About this task.
The full set of records below is to be reproduced without a single alteration.

------------------------------

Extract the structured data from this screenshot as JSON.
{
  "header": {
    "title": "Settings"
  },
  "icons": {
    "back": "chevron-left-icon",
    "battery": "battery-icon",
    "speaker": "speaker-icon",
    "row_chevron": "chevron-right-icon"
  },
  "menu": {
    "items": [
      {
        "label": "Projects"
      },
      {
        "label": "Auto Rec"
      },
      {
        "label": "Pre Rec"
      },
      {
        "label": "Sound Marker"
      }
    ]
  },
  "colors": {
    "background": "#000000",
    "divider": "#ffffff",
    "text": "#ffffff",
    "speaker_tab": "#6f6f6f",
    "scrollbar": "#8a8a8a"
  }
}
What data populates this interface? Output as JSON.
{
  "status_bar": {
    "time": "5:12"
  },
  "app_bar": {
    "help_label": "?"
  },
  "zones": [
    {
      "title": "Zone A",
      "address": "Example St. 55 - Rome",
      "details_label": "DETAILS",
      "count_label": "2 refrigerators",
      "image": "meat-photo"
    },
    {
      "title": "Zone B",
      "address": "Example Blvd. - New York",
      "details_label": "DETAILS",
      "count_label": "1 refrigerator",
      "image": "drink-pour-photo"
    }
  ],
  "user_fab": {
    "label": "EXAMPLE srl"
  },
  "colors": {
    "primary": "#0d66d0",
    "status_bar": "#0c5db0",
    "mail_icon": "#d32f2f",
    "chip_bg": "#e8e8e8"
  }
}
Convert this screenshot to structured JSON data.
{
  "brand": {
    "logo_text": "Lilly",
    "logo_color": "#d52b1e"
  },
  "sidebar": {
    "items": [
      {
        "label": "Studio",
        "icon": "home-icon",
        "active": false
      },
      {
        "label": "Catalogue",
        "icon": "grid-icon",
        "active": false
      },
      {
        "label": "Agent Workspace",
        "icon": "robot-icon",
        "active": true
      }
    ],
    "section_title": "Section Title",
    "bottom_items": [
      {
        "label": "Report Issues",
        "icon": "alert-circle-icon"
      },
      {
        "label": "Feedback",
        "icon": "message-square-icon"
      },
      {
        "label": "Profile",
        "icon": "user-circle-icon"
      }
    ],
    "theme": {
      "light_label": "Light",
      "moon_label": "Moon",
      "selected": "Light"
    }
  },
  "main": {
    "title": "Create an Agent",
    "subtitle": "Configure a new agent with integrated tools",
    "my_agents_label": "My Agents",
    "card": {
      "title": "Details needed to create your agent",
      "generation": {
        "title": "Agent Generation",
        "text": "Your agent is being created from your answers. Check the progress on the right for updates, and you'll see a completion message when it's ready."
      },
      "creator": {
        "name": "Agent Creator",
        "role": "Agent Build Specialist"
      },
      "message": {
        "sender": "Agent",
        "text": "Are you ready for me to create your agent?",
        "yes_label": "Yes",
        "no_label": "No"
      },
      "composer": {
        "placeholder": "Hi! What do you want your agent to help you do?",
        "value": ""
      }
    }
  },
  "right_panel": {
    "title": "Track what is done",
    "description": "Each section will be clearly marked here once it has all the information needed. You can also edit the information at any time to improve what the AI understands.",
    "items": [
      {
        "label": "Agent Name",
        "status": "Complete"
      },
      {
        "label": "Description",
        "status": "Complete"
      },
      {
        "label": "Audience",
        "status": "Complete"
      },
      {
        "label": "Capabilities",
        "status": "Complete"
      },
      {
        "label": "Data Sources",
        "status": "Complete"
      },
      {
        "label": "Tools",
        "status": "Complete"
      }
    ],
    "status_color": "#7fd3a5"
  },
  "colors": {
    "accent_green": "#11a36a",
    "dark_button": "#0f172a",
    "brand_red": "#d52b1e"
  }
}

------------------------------

Solved exercise.
Extract the structured data from this screenshot as JSON.
{
  "header": {
    "title": "Settings"
  },
  "icons": {
    "back": "chevron-left-icon",
    "battery": "battery-icon",
    "speaker": "speaker-icon",
    "row_chevron": "chevron-right-icon"
  },
  "menu": {
    "items": [
      {
        "label": "Projects"
      },
      {
        "label": "Auto Rec"
      },
      {
        "label": "Pre Rec"
      },
      {
        "label": "Sound Marker"
      }
    ]
  },
  "colors": {
    "background": "#000000",
    "divider": "#ffffff",
    "text": "#ffffff",
    "speaker_tab": "#6f6f6f",
    "scrollbar": "#8a8a8a"
  }
}
What data populates this interface? Output as JSON.
{
  "status_bar": {
    "time": "5:12"
  },
  "app_bar": {
    "help_label": "?"
  },
  "zones": [
    {
      "title": "Zone A",
      "address": "Example St. 55 - Rome",
      "details_label": "DETAILS",
      "count_label": "2 refrigerators",
      "image": "meat-photo"
    },
    {
      "title": "Zone B",
      "address": "Example Blvd. - New York",
      "details_label": "DETAILS",
      "count_label": "1 refrigerator",
      "image": "drink-pour-photo"
    }
  ],
  "user_fab": {
    "label": "EXAMPLE srl"
  },
  "colors": {
    "primary": "#0d66d0",
    "status_bar": "#0c5db0",
    "mail_icon": "#d32f2f",
    "chip_bg": "#e8e8e8"
  }
}
Convert this screenshot to structured JSON data.
{
  "brand": {
    "logo_text": "Lilly",
    "logo_color": "#d52b1e"
  },
  "sidebar": {
    "items": [
      {
        "label": "Studio",
        "icon": "home-icon",
        "active": false
      },
      {
        "label": "Catalogue",
        "icon": "grid-icon",
        "active": false
      },
      {
        "label": "Agent Workspace",
        "icon": "robot-icon",
        "active": true
      }
    ],
    "section_title": "Section Title",
    "bottom_items": [
      {
        "label": "Report Issues",
        "icon": "alert-circle-icon"
      },
      {
        "label": "Feedback",
        "icon": "message-square-icon"
      },
      {
        "label": "Profile",
        "icon": "user-circle-icon"
      }
    ],
    "theme": {
      "light_label": "Light",
      "moon_label": "Moon",
      "selected": "Light"
    }
  },
  "main": {
    "title": "Create an Agent",
    "subtitle": "Configure a new agent with integrated tools",
    "my_agents_label": "My Agents",
    "card": {
      "title": "Details needed to create your agent",
      "generation": {
        "title": "Agent Generation",
        "text": "Your agent is being created from your answers. Check the progress on the right for updates, and you'll see a completion message when it's ready."
      },
      "creator": {
        "name": "Agent Creator",
        "role": "Agent Build Specialist"
      },
      "message": {
        "sender": "Agent",
        "text": "Are you ready for me to create your agent?",
        "yes_label": "Yes",
        "no_label": "No"
      },
      "composer": {
        "placeholder": "Hi! What do you want your agent to help you do?",
        "value": ""
      }
    }
  },
  "right_panel": {
    "title": "Track what is done",
    "description": "Each section will be clearly marked here once it has all the information needed. You can also edit the information at any time to improve what the AI understands.",
    "items": [
      {
        "label": "Agent Name",
        "status": "Complete"
      },
      {
        "label": "Description",
        "status": "Complete"
      },
      {
        "label": "Audience",
        "status": "Complete"
      },
      {
        "label": "Capabilities",
        "status": "Complete"
      },
      {
        "label": "Data Sources",
        "status": "Complete"
      },
      {
        "label": "Tools",
        "status": "Complete"
      }
    ],
    "status_color": "#7fd3a5"
  },
  "colors": {
    "accent_green": "#11a36a",
    "dark_button": "#0f172a",
    "brand_red": "#d52b1e"
  }
}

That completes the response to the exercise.